What you are asked to do: The answer is a single number: the count of lines below in which the word "Número" appears.

Available data:

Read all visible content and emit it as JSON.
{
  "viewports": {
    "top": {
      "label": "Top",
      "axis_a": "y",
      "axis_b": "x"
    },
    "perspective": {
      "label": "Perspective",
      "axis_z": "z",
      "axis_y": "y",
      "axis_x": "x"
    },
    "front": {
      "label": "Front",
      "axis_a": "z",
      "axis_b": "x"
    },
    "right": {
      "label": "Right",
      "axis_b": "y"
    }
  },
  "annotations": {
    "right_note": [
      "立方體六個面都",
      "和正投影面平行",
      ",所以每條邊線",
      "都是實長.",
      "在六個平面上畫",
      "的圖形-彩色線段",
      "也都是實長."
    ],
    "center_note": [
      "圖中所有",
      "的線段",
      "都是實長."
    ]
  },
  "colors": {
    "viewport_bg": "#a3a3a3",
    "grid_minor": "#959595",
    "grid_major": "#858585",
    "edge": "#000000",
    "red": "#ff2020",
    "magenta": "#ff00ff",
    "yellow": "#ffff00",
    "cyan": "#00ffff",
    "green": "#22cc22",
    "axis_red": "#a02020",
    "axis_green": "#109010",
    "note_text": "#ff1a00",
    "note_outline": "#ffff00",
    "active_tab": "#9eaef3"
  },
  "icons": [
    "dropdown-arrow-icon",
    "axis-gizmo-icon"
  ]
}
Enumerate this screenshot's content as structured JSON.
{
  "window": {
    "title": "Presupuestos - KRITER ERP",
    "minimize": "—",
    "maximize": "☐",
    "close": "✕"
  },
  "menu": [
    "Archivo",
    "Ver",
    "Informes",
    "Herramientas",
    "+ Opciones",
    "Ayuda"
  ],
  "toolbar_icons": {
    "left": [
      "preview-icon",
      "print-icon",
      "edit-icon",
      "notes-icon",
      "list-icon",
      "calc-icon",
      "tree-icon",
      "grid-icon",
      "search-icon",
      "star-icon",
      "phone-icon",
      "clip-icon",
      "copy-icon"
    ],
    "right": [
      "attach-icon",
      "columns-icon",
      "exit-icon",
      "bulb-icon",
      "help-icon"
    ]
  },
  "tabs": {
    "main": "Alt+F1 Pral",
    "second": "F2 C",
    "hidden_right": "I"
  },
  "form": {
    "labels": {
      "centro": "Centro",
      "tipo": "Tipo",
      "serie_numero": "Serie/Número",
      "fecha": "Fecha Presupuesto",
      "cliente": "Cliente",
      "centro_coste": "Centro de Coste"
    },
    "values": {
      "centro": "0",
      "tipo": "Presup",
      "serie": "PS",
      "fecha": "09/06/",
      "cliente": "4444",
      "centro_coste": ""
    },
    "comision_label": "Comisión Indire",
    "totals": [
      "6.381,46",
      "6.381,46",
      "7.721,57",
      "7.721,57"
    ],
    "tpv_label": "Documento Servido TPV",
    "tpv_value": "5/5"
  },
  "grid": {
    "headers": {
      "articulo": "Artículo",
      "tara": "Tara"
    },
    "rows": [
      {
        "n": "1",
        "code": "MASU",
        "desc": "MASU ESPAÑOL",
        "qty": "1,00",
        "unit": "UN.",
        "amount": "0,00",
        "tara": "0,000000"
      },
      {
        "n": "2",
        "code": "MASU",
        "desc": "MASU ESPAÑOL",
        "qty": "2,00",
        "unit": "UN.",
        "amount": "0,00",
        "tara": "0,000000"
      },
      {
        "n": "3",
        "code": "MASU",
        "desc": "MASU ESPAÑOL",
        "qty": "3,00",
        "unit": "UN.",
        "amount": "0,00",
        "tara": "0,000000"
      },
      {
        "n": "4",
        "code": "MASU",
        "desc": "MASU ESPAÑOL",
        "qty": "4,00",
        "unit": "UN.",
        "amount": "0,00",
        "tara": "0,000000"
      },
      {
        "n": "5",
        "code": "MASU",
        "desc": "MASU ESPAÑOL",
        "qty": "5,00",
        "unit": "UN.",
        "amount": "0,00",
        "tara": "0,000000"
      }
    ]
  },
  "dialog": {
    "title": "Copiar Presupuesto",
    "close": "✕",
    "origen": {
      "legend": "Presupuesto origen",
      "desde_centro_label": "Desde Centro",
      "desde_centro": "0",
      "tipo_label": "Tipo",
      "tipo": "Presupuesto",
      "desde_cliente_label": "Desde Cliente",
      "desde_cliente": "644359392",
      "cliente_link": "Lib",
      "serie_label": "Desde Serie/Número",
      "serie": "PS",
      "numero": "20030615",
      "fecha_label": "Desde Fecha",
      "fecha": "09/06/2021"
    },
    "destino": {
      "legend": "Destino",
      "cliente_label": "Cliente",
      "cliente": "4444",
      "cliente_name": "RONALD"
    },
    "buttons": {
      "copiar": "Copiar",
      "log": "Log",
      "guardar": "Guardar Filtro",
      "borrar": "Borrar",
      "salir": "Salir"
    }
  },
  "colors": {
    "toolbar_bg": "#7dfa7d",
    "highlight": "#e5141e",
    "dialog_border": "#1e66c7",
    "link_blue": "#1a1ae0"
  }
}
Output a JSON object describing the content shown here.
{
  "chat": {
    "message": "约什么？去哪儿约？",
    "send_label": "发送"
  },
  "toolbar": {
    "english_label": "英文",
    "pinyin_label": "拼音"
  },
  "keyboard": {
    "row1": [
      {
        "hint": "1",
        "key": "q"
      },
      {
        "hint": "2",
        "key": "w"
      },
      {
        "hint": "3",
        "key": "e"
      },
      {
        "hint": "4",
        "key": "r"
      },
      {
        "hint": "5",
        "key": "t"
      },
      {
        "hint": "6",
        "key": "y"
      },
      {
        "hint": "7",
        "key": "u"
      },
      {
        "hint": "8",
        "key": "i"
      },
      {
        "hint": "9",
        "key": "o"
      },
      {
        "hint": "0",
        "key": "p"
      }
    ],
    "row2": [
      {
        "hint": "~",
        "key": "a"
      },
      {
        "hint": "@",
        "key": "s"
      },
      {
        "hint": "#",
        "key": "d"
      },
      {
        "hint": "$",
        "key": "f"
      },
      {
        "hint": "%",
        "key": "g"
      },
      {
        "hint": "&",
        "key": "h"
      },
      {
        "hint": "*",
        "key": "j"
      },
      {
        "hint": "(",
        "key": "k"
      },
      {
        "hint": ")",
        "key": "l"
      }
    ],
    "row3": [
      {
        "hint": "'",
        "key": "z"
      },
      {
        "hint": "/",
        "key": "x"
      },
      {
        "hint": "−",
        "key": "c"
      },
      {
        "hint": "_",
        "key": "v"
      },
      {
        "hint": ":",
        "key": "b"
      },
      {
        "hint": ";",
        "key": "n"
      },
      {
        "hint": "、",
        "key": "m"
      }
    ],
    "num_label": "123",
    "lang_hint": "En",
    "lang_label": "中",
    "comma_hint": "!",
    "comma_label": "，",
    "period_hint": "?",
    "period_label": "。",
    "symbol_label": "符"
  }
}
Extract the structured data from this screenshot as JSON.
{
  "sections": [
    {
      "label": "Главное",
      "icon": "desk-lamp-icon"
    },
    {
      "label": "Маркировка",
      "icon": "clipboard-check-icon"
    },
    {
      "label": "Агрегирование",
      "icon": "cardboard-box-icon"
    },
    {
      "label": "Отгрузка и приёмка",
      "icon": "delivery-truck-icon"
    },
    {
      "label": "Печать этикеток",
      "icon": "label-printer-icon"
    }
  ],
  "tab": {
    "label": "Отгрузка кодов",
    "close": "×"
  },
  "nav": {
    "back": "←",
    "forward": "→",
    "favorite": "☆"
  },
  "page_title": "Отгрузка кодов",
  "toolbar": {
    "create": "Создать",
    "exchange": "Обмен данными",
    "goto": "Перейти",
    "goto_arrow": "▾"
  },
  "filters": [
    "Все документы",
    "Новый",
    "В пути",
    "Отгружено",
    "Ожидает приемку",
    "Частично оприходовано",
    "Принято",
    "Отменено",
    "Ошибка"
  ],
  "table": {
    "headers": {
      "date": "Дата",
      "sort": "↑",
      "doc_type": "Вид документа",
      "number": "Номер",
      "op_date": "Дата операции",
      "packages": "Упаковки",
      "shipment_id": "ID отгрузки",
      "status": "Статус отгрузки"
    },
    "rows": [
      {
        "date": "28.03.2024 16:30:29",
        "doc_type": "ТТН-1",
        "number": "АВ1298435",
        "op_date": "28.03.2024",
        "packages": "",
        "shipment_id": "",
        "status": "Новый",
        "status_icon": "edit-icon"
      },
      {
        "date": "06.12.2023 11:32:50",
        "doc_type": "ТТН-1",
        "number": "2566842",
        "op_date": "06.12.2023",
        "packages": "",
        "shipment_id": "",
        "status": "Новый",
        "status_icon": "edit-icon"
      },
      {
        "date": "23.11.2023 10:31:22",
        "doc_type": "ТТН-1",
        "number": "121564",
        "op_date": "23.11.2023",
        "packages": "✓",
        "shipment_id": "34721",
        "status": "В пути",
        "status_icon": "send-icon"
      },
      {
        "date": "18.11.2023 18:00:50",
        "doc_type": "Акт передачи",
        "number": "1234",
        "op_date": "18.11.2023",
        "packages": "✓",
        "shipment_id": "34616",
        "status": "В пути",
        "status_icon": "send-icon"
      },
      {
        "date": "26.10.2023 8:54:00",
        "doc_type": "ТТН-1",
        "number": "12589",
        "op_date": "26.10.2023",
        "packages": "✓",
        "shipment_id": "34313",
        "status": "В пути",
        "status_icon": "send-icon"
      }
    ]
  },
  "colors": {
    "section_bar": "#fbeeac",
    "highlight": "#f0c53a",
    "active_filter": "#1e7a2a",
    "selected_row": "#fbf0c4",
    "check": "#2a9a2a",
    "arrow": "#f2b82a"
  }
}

Answer section: 2